Carry On Wayward Son b/w Questions Of My Childhood
Highest UK Chart Position: No.51 (No. 11 in America)
By 1976, Kansas had released four US singles, without even bothering even the lower reaches of the chart. But their fifth attempt changed everything. Carry On Wayward Son was actually edited for the single, with two minutes being shaved off the version featured on the Leftoverture album. It was the band’s only charting single in the UK, while in America only 78’s Dust In The Wind did better, reaching number six. Carry On… has become a regular fixture on popular TV series Supernatural, being used in the opening episode of each of the first nine series, to set the scene.

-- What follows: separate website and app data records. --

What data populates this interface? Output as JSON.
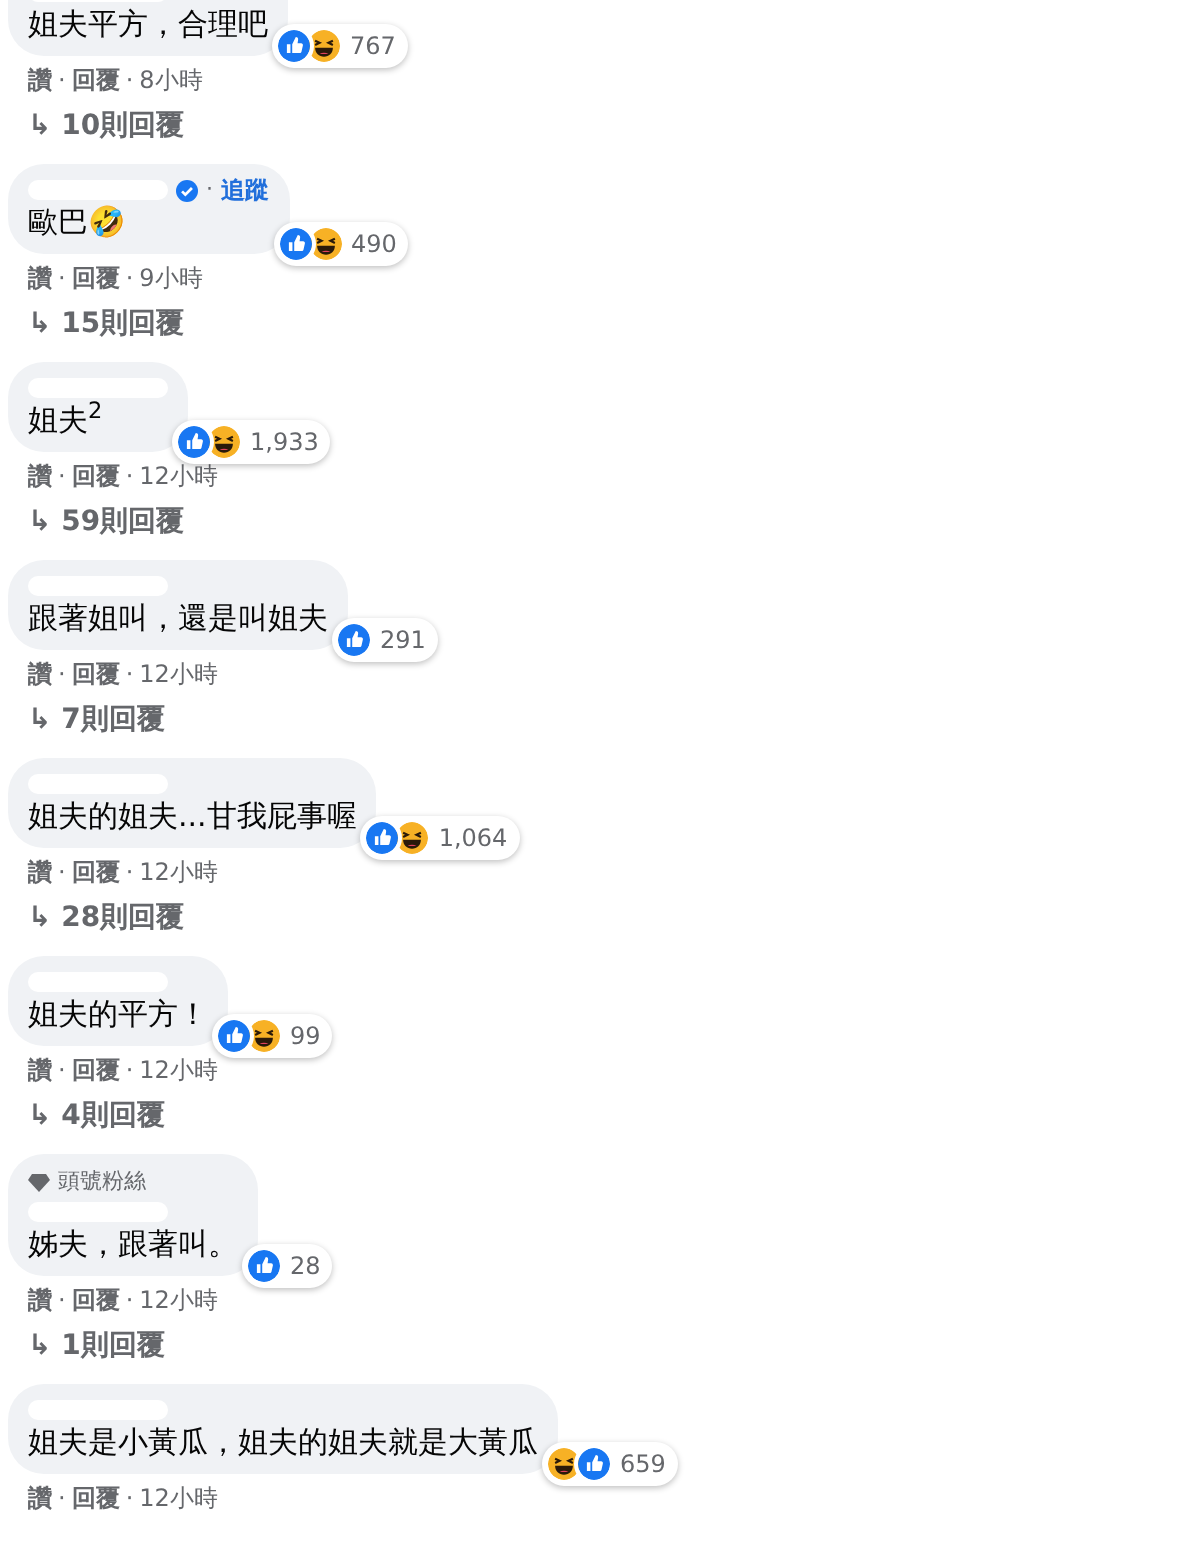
{
  "comments": [
    {
      "verified": false,
      "text": "姐夫平方，合理吧",
      "reactions": [
        {
          "kind": "like"
        },
        {
          "kind": "haha"
        }
      ],
      "count": "767",
      "actions": [
        "讚",
        "回覆",
        "8小時"
      ],
      "replies": "10則回覆"
    },
    {
      "verified": true,
      "follow": "追蹤",
      "text": "歐巴🤣",
      "reactions": [
        {
          "kind": "like"
        },
        {
          "kind": "haha"
        }
      ],
      "count": "490",
      "actions": [
        "讚",
        "回覆",
        "9小時"
      ],
      "replies": "15則回覆"
    },
    {
      "verified": false,
      "text": "姐夫$^{2}$",
      "reactions": [
        {
          "kind": "like"
        },
        {
          "kind": "haha"
        }
      ],
      "count": "1,933",
      "actions": [
        "讚",
        "回覆",
        "12小時"
      ],
      "replies": "59則回覆"
    },
    {
      "verified": false,
      "text": "跟著姐叫，還是叫姐夫",
      "reactions": [
        {
          "kind": "like"
        }
      ],
      "count": "291",
      "actions": [
        "讚",
        "回覆",
        "12小時"
      ],
      "replies": "7則回覆"
    },
    {
      "verified": false,
      "text": "姐夫的姐夫...甘我屁事喔",
      "reactions": [
        {
          "kind": "like"
        },
        {
          "kind": "haha"
        }
      ],
      "count": "1,064",
      "actions": [
        "讚",
        "回覆",
        "12小時"
      ],
      "replies": "28則回覆"
    },
    {
      "verified": false,
      "text": "姐夫的平方！",
      "reactions": [
        {
          "kind": "like"
        },
        {
          "kind": "haha"
        }
      ],
      "count": "99",
      "actions": [
        "讚",
        "回覆",
        "12小時"
      ],
      "replies": "4則回覆"
    },
    {
      "verified": false,
      "badge": "頭號粉絲",
      "text": "姊夫，跟著叫。",
      "reactions": [
        {
          "kind": "like"
        }
      ],
      "count": "28",
      "actions": [
        "讚",
        "回覆",
        "12小時"
      ],
      "replies": "1則回覆"
    },
    {
      "verified": false,
      "text": "姐夫是小黃瓜，姐夫的姐夫就是大黃瓜",
      "reactions": [
        {
          "kind": "haha"
        },
        {
          "kind": "like"
        }
      ],
      "count": "659",
      "actions": [
        "讚",
        "回覆",
        "12小時"
      ]
    }
  ],
  "separator": "·",
  "reply_arrow": "↳"
}
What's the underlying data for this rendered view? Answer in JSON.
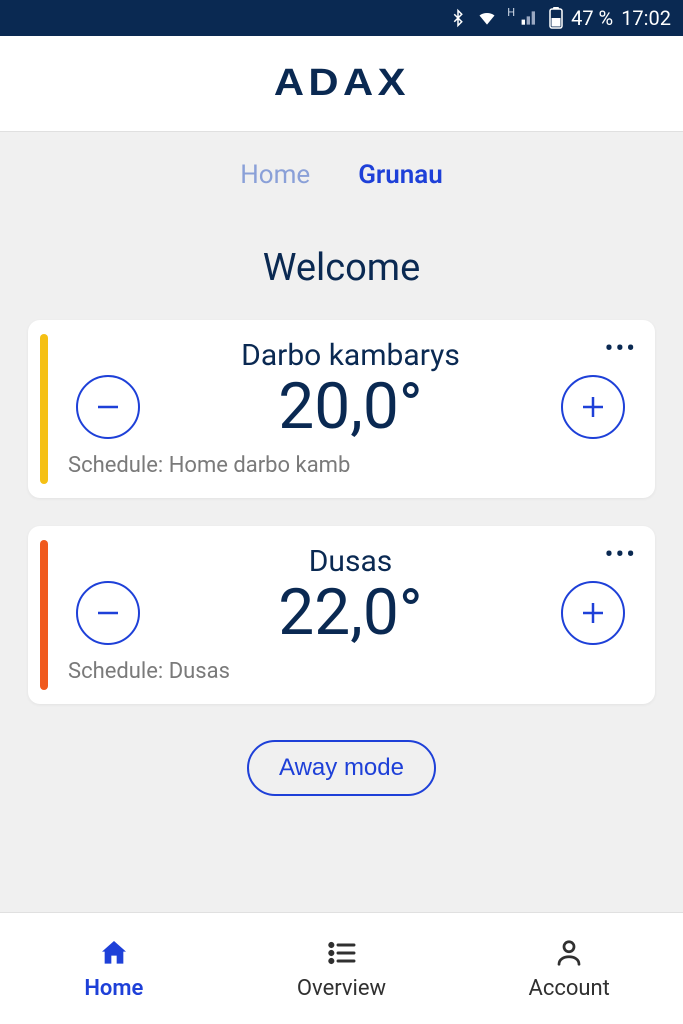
{
  "status": {
    "network_badge": "H",
    "battery_pct": "47 %",
    "time": "17:02"
  },
  "header": {
    "logo": "ADAX"
  },
  "tabs": [
    {
      "label": "Home",
      "active": false
    },
    {
      "label": "Grunau",
      "active": true
    }
  ],
  "welcome": "Welcome",
  "rooms": [
    {
      "name": "Darbo kambarys",
      "temperature": "20,0°",
      "schedule_label": "Schedule: Home darbo kamb",
      "stripe_color": "yellow"
    },
    {
      "name": "Dusas",
      "temperature": "22,0°",
      "schedule_label": "Schedule: Dusas",
      "stripe_color": "orange"
    }
  ],
  "away_button": "Away mode",
  "bottom_nav": [
    {
      "label": "Home",
      "icon": "home",
      "active": true
    },
    {
      "label": "Overview",
      "icon": "list",
      "active": false
    },
    {
      "label": "Account",
      "icon": "person",
      "active": false
    }
  ]
}
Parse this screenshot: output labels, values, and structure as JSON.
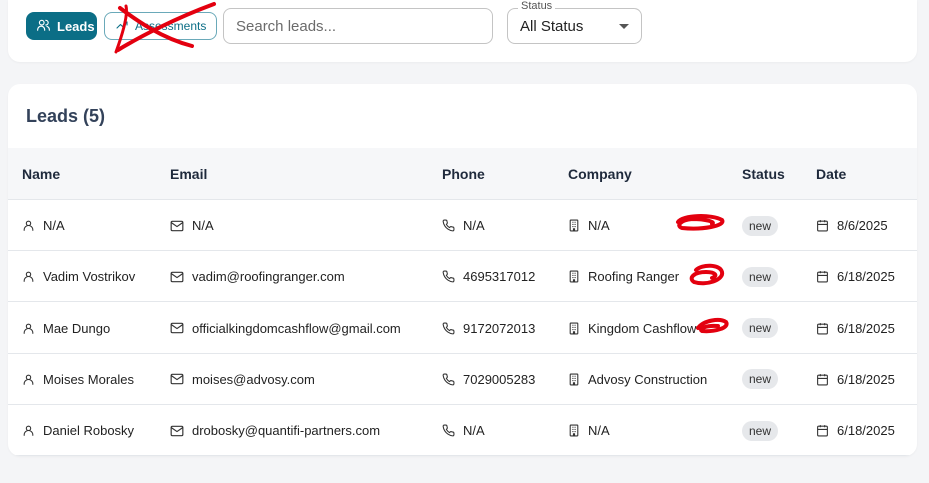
{
  "toolbar": {
    "tabs": [
      {
        "label": "Leads",
        "icon": "users-icon",
        "active": true
      },
      {
        "label": "Assessments",
        "icon": "trending-up-icon",
        "active": false
      }
    ],
    "search_placeholder": "Search leads...",
    "status_filter": {
      "label": "Status",
      "value": "All Status"
    }
  },
  "table": {
    "title": "Leads (5)",
    "columns": [
      "Name",
      "Email",
      "Phone",
      "Company",
      "Status",
      "Date"
    ],
    "rows": [
      {
        "name": "N/A",
        "email": "N/A",
        "phone": "N/A",
        "company": "N/A",
        "status": "new",
        "date": "8/6/2025"
      },
      {
        "name": "Vadim Vostrikov",
        "email": "vadim@roofingranger.com",
        "phone": "4695317012",
        "company": "Roofing Ranger",
        "status": "new",
        "date": "6/18/2025"
      },
      {
        "name": "Mae Dungo",
        "email": "officialkingdomcashflow@gmail.com",
        "phone": "9172072013",
        "company": "Kingdom Cashflow",
        "status": "new",
        "date": "6/18/2025"
      },
      {
        "name": "Moises Morales",
        "email": "moises@advosy.com",
        "phone": "7029005283",
        "company": "Advosy Construction",
        "status": "new",
        "date": "6/18/2025"
      },
      {
        "name": "Daniel Robosky",
        "email": "drobosky@quantifi-partners.com",
        "phone": "N/A",
        "company": "N/A",
        "status": "new",
        "date": "6/18/2025"
      }
    ]
  },
  "colors": {
    "accent": "#0b6e86",
    "annotation": "#e3000f"
  }
}
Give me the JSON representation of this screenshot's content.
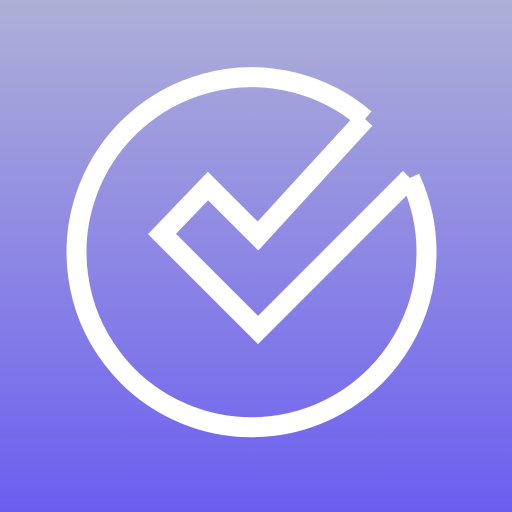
{
  "icon": {
    "name": "check-circle-icon",
    "gradient_top": "#aeb0d8",
    "gradient_bottom": "#6c5ef0",
    "glyph_color": "#ffffff"
  }
}
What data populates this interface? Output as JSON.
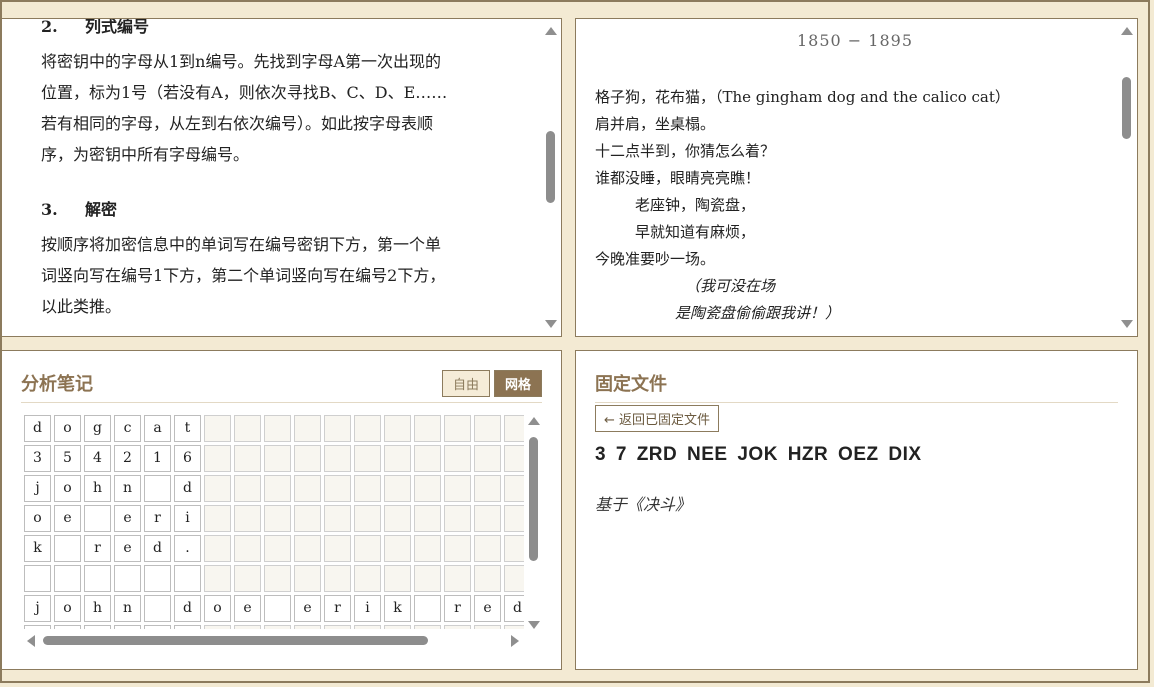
{
  "doc": {
    "section2_num": "2.",
    "section2_title": "列式编号",
    "para1": [
      "将密钥中的字母从1到n编号。先找到字母A第一次出现的",
      "位置，标为1号（若没有A，则依次寻找B、C、D、E……",
      "若有相同的字母，从左到右依次编号）。如此按字母表顺",
      "序，为密钥中所有字母编号。"
    ],
    "section3_num": "3.",
    "section3_title": "解密",
    "para2": [
      "按顺序将加密信息中的单词写在编号密钥下方，第一个单",
      "词竖向写在编号1下方，第二个单词竖向写在编号2下方，",
      "以此类推。"
    ]
  },
  "poem": {
    "dates": "1850 − 1895",
    "lines": [
      {
        "text": "格子狗，花布猫，（The gingham dog and the calico cat）",
        "style": "normal"
      },
      {
        "text": "肩并肩，坐桌榻。",
        "style": "normal"
      },
      {
        "text": "十二点半到，你猜怎么着？",
        "style": "normal"
      },
      {
        "text": "谁都没睡，眼睛亮亮瞧！",
        "style": "normal"
      },
      {
        "text": "老座钟，陶瓷盘，",
        "style": "ind1"
      },
      {
        "text": "早就知道有麻烦，",
        "style": "ind1"
      },
      {
        "text": "今晚准要吵一场。",
        "style": "normal"
      },
      {
        "text": "（我可没在场",
        "style": "ind2"
      },
      {
        "text": "是陶瓷盘偷偷跟我讲！）",
        "style": "ind3"
      }
    ]
  },
  "notes": {
    "title": "分析笔记",
    "tab_free": "自由",
    "tab_grid": "网格",
    "rows": [
      [
        "d",
        "o",
        "g",
        "c",
        "a",
        "t",
        "",
        "",
        "",
        "",
        "",
        "",
        "",
        "",
        "",
        "",
        "",
        ""
      ],
      [
        "3",
        "5",
        "4",
        "2",
        "1",
        "6",
        "",
        "",
        "",
        "",
        "",
        "",
        "",
        "",
        "",
        "",
        "",
        ""
      ],
      [
        "j",
        "o",
        "h",
        "n",
        "",
        "d",
        "",
        "",
        "",
        "",
        "",
        "",
        "",
        "",
        "",
        "",
        "",
        ""
      ],
      [
        "o",
        "e",
        "",
        "e",
        "r",
        "i",
        "",
        "",
        "",
        "",
        "",
        "",
        "",
        "",
        "",
        "",
        "",
        ""
      ],
      [
        "k",
        "",
        "r",
        "e",
        "d",
        ".",
        "",
        "",
        "",
        "",
        "",
        "",
        "",
        "",
        "",
        "",
        "",
        ""
      ],
      [
        "",
        "",
        "",
        "",
        "",
        "",
        "",
        "",
        "",
        "",
        "",
        "",
        "",
        "",
        "",
        "",
        "",
        ""
      ],
      [
        "j",
        "o",
        "h",
        "n",
        "",
        "d",
        "o",
        "e",
        "",
        "e",
        "r",
        "i",
        "k",
        "",
        "r",
        "e",
        "d",
        ""
      ],
      [
        "",
        "",
        "",
        "",
        "",
        "",
        "",
        "",
        "",
        "",
        "",
        "",
        "",
        "",
        "",
        "",
        "",
        ""
      ]
    ]
  },
  "pinned": {
    "title": "固定文件",
    "back_label": "← 返回已固定文件",
    "cipher": "3 7 ZRD NEE JOK HZR OEZ DIX",
    "based_on": "基于《决斗》"
  }
}
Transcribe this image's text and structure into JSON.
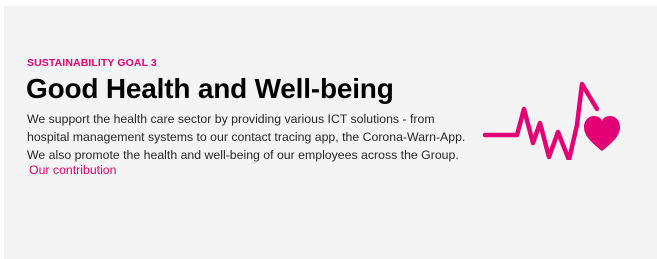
{
  "section": {
    "eyebrow": "SUSTAINABILITY GOAL 3",
    "title": "Good Health and Well-being",
    "description_lines": [
      "We support the health care sector by providing various ICT solutions - from",
      "hospital management systems to our contact tracing app, the Corona-Warn-App.",
      "We also promote the health and well-being of our employees across the Group."
    ],
    "link_label": "Our contribution"
  },
  "icon": {
    "name": "heartbeat-heart-icon",
    "color": "#e20074"
  },
  "colors": {
    "brand": "#e20074",
    "card_background": "#f4f4f4",
    "heading": "#000000",
    "body_text": "#262626"
  }
}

Where did the inspiration for Carry On Wayward Son come from?
“I have no idea! I was under such pressure to write the album at that point that I kinda launched myself into a gear that I had never had before. I was a writing machine. I’d come home from rehearsal having learned one song, and that night I’d write the next one. This went on for days. Steve Walsh wasn’t writing at that time, so it all fell to me. Carry On Wayward Son was the last one I wrote. It was the last night we were in Topeka. I came into the studio on the last day and said, ‘I think you better hear this one’. The guys looked at each other and said, ‘We gotta do this’.”
What was the reaction to it?
“Well, it went close to the top of the charts and stayed there for some time. It was a song where every component was a hook: the opening riff, the verse, the chorus, the middle section… Even the guitar solo was approached that way.”
**Did you feel like pop stars? **
“Well, no. We never felt like pop stars. We’d been beating the road for years and making albums. But that song opened the doors to a whole audience. It was the difference between being an opening band, and playing stadiums.”
Was having a hit a blessing or curse?
“Well, first of all, I’d say it’s a blessing. Even today, when the royalty cheques come in, it’s significant. Not only was it a financial blessing, but of course it opened up that whole new world of audiences for us. But it was also kind of a curse in that, as a writer, it increased the pressure on me to write hits. On the Point of Know Return album, we had to be all about writing another hit. Dust In The Wind was another similar case. It’s a gentle curse, though. I wouldn’t even use the word ‘curse’. Living up to it was the hard. And that’s what became challenging for the band members, living up to that expectation.”